● **Provided data**

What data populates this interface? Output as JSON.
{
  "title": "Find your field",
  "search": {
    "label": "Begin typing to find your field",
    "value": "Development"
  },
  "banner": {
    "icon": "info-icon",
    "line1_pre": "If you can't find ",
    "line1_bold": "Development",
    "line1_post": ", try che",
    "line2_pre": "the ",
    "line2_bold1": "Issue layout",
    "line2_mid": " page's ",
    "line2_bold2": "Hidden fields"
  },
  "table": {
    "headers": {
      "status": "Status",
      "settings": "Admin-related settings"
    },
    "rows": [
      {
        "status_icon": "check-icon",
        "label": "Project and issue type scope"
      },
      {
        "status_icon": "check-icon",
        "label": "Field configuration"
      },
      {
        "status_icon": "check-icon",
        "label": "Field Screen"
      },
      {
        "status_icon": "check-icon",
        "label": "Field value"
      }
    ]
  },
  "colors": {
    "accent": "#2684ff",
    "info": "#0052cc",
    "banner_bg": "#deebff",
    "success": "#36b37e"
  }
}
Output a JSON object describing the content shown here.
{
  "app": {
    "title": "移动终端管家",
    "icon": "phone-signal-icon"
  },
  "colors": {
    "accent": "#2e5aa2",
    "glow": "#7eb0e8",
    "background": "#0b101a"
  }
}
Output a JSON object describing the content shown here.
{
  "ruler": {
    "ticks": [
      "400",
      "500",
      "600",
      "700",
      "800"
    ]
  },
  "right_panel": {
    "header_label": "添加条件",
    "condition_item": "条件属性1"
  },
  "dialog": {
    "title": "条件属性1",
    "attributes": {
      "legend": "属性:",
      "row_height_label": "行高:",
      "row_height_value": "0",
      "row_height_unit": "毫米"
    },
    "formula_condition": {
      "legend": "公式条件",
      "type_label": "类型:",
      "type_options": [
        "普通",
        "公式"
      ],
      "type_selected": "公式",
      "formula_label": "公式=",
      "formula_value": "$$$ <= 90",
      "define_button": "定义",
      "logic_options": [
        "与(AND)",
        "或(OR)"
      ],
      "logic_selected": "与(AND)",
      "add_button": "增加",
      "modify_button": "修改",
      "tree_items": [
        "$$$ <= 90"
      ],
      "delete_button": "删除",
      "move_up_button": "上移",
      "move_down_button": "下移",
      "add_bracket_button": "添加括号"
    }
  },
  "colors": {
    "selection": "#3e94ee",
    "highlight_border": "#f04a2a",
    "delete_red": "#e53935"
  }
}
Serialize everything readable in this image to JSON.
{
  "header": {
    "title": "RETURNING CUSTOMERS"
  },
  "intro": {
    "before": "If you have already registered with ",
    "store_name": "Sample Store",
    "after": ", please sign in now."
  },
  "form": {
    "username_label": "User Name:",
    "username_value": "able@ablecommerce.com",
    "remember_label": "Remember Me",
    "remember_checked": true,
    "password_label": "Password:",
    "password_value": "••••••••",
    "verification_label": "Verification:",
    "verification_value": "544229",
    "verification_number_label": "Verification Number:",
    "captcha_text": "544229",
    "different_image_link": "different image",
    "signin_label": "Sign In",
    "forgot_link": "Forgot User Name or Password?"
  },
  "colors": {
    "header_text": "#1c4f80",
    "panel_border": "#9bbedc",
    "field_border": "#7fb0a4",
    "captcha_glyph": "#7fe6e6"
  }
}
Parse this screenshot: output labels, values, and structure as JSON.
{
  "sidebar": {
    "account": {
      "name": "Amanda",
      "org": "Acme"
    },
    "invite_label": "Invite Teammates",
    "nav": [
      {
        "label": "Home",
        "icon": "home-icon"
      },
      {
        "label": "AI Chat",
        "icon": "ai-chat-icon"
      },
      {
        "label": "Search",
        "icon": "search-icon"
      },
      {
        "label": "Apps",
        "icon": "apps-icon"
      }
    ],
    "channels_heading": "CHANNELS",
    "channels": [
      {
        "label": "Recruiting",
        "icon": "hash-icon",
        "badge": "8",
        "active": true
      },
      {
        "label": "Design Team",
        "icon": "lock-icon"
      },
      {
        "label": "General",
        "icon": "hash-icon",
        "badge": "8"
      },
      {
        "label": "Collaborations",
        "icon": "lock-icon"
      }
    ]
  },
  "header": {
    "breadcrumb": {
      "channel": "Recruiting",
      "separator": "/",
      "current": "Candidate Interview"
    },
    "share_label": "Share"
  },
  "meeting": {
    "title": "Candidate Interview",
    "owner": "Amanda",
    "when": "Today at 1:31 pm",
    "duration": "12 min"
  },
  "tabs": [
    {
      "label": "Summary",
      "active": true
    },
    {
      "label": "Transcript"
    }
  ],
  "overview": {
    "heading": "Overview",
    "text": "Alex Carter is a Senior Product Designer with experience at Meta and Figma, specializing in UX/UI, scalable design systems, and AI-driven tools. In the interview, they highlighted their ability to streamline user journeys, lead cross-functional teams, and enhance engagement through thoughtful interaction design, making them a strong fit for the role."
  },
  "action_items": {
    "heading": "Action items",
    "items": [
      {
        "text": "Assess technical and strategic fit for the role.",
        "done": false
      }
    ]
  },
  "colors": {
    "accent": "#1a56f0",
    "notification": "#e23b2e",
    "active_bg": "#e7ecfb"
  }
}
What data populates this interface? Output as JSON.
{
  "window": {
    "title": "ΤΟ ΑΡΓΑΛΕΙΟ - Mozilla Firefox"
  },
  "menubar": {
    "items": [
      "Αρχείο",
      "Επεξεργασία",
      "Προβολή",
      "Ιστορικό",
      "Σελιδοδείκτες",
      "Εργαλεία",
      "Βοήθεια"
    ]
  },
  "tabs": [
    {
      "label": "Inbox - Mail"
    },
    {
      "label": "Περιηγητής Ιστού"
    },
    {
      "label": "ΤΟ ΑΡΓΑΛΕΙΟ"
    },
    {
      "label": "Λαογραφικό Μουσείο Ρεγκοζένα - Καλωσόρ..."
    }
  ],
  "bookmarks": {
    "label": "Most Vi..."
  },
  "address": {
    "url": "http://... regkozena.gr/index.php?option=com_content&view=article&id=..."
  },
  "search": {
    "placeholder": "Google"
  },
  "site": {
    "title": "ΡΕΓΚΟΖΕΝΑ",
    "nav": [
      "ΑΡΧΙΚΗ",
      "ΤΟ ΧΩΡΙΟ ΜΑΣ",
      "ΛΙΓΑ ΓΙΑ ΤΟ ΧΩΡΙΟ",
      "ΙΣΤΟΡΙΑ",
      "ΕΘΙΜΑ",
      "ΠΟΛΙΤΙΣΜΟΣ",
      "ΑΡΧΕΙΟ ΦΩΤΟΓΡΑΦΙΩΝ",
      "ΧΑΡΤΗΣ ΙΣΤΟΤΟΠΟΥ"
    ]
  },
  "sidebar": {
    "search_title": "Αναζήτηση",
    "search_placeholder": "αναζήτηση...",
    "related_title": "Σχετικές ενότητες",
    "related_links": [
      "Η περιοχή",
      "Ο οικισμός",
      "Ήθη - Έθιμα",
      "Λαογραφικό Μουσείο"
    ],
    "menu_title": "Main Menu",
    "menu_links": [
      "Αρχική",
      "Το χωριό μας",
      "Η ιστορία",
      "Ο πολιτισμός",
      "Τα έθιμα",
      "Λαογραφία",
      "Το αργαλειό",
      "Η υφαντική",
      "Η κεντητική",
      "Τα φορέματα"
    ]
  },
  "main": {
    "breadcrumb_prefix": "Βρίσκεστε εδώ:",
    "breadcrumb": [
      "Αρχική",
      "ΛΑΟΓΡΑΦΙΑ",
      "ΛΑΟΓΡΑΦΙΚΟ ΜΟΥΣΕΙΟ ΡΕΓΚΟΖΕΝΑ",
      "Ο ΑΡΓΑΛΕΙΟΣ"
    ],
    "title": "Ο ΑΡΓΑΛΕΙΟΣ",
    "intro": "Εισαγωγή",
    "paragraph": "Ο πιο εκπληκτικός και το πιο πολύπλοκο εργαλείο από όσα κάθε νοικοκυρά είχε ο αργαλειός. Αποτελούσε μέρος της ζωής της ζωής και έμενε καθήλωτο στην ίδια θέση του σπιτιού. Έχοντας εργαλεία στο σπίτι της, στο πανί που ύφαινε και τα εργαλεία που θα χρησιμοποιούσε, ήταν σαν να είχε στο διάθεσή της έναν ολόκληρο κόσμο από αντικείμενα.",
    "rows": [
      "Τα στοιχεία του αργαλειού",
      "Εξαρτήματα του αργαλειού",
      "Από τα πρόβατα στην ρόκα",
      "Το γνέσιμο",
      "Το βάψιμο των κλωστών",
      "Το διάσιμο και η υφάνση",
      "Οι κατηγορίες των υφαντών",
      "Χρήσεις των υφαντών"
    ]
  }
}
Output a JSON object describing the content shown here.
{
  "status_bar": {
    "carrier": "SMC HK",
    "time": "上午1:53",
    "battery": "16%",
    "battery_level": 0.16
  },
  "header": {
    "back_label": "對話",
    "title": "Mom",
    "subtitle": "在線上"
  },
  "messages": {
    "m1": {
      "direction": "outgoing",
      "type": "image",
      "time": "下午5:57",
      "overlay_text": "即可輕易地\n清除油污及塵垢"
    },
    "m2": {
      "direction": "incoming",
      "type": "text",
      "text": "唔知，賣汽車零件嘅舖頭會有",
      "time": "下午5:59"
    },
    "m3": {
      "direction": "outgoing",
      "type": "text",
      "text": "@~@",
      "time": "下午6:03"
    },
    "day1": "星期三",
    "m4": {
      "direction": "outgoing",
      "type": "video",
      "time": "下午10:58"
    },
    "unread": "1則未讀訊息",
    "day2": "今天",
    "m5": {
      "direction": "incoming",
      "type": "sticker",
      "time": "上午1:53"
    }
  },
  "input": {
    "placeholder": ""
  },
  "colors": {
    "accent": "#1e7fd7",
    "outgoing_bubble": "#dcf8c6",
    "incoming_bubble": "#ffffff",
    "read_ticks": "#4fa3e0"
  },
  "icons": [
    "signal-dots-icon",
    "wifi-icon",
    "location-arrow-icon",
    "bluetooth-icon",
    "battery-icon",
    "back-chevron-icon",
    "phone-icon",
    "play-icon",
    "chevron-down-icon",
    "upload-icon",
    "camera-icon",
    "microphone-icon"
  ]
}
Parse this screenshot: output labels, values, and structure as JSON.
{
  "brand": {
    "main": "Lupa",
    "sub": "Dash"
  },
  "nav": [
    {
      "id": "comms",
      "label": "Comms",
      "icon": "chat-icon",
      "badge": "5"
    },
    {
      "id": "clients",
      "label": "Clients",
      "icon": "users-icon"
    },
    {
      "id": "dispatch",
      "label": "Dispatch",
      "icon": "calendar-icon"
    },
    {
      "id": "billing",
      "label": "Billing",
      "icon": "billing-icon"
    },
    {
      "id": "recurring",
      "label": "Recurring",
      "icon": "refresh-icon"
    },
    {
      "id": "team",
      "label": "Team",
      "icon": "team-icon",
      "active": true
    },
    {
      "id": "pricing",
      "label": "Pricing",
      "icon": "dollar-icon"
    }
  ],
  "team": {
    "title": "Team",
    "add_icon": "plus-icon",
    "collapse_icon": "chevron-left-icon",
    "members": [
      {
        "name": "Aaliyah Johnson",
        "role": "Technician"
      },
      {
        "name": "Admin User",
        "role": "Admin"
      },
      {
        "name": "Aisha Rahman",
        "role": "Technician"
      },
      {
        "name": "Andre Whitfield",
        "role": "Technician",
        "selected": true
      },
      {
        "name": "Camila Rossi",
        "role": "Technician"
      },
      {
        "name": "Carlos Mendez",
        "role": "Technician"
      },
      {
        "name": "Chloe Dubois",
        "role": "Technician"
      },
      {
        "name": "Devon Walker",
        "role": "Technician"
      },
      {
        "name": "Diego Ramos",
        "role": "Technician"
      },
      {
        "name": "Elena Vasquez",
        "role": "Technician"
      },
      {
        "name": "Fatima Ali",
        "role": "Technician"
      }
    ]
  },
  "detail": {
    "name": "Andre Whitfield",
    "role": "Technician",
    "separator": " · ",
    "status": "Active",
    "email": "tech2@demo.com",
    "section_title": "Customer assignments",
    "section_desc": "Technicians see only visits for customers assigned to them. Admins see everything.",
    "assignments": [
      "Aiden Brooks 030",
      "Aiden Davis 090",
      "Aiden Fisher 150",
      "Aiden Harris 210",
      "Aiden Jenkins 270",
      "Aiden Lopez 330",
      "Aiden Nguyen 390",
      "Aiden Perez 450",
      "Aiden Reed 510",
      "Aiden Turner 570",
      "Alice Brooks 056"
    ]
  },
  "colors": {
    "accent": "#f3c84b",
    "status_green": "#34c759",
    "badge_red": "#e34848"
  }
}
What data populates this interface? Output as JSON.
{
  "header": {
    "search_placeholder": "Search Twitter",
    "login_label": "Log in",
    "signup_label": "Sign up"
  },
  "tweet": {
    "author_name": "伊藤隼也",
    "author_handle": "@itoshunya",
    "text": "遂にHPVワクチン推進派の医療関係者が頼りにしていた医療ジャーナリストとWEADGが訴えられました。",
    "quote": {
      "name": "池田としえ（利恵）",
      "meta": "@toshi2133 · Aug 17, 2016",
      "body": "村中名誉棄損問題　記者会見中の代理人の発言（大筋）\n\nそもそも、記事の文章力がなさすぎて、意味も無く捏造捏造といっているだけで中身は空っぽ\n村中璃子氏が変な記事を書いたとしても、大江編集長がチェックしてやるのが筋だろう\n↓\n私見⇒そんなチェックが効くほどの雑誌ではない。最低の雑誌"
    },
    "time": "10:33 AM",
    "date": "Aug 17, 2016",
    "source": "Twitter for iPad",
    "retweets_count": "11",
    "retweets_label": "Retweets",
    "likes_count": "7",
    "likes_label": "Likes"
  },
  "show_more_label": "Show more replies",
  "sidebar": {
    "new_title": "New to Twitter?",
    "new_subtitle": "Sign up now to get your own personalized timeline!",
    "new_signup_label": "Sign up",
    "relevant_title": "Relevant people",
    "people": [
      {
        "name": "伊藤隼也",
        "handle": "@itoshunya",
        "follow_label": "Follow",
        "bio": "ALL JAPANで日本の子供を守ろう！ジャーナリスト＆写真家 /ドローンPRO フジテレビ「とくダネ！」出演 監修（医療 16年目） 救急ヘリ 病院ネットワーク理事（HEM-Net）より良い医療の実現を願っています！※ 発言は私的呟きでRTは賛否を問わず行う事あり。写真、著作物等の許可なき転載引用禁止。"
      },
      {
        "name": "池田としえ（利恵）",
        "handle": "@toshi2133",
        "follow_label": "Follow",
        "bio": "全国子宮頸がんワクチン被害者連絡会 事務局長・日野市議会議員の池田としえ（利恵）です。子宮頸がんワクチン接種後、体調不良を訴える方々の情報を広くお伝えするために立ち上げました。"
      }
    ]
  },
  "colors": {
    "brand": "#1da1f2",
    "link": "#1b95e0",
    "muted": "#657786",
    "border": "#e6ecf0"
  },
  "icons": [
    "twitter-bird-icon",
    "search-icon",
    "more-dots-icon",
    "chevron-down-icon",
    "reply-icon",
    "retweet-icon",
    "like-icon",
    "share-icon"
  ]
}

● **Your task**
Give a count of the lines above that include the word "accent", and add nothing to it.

● **Reply**
5